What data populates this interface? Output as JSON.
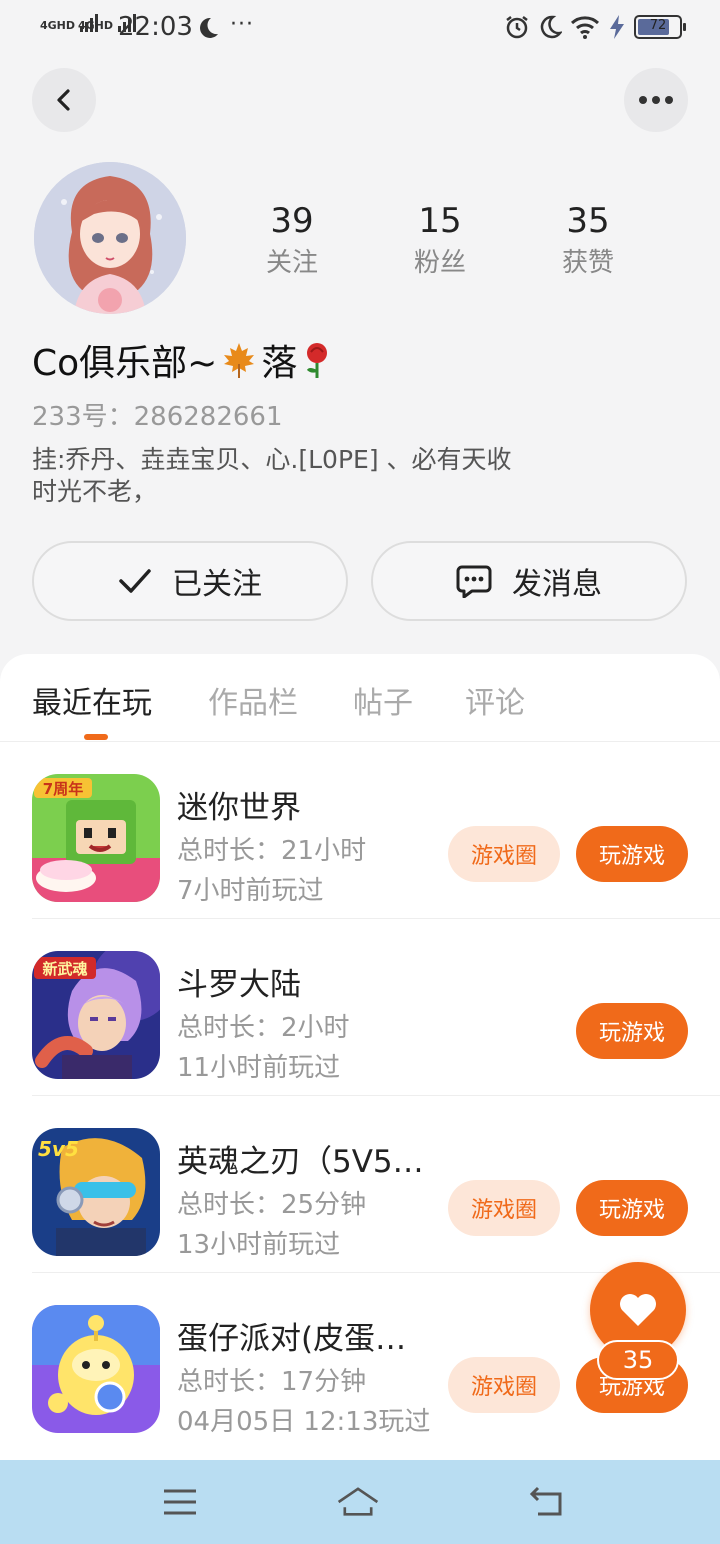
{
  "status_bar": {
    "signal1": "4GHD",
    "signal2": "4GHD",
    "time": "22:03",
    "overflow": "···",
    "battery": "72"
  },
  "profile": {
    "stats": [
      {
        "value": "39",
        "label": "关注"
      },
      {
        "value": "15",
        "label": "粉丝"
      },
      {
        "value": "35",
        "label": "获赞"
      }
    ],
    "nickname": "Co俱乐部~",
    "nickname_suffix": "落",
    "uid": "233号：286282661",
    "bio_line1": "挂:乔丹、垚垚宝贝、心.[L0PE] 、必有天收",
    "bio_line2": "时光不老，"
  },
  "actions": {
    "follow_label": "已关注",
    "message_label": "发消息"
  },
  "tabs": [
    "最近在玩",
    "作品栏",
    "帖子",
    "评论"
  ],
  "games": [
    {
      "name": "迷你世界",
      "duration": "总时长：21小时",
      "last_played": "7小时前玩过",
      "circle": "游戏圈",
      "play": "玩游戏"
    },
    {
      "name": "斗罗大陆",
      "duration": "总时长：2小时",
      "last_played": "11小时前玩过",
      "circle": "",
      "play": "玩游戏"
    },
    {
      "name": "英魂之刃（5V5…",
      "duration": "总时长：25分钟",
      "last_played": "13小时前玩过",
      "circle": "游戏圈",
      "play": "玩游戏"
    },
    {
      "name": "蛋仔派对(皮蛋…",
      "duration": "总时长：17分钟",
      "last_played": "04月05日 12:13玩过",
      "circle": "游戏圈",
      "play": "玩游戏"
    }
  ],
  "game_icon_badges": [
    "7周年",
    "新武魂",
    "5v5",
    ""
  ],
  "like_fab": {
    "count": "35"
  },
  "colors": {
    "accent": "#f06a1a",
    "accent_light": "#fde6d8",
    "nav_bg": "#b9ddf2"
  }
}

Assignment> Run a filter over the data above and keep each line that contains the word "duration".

Response>
      "duration": "总时长：21小时",
      "duration": "总时长：2小时",
      "duration": "总时长：25分钟",
      "duration": "总时长：17分钟",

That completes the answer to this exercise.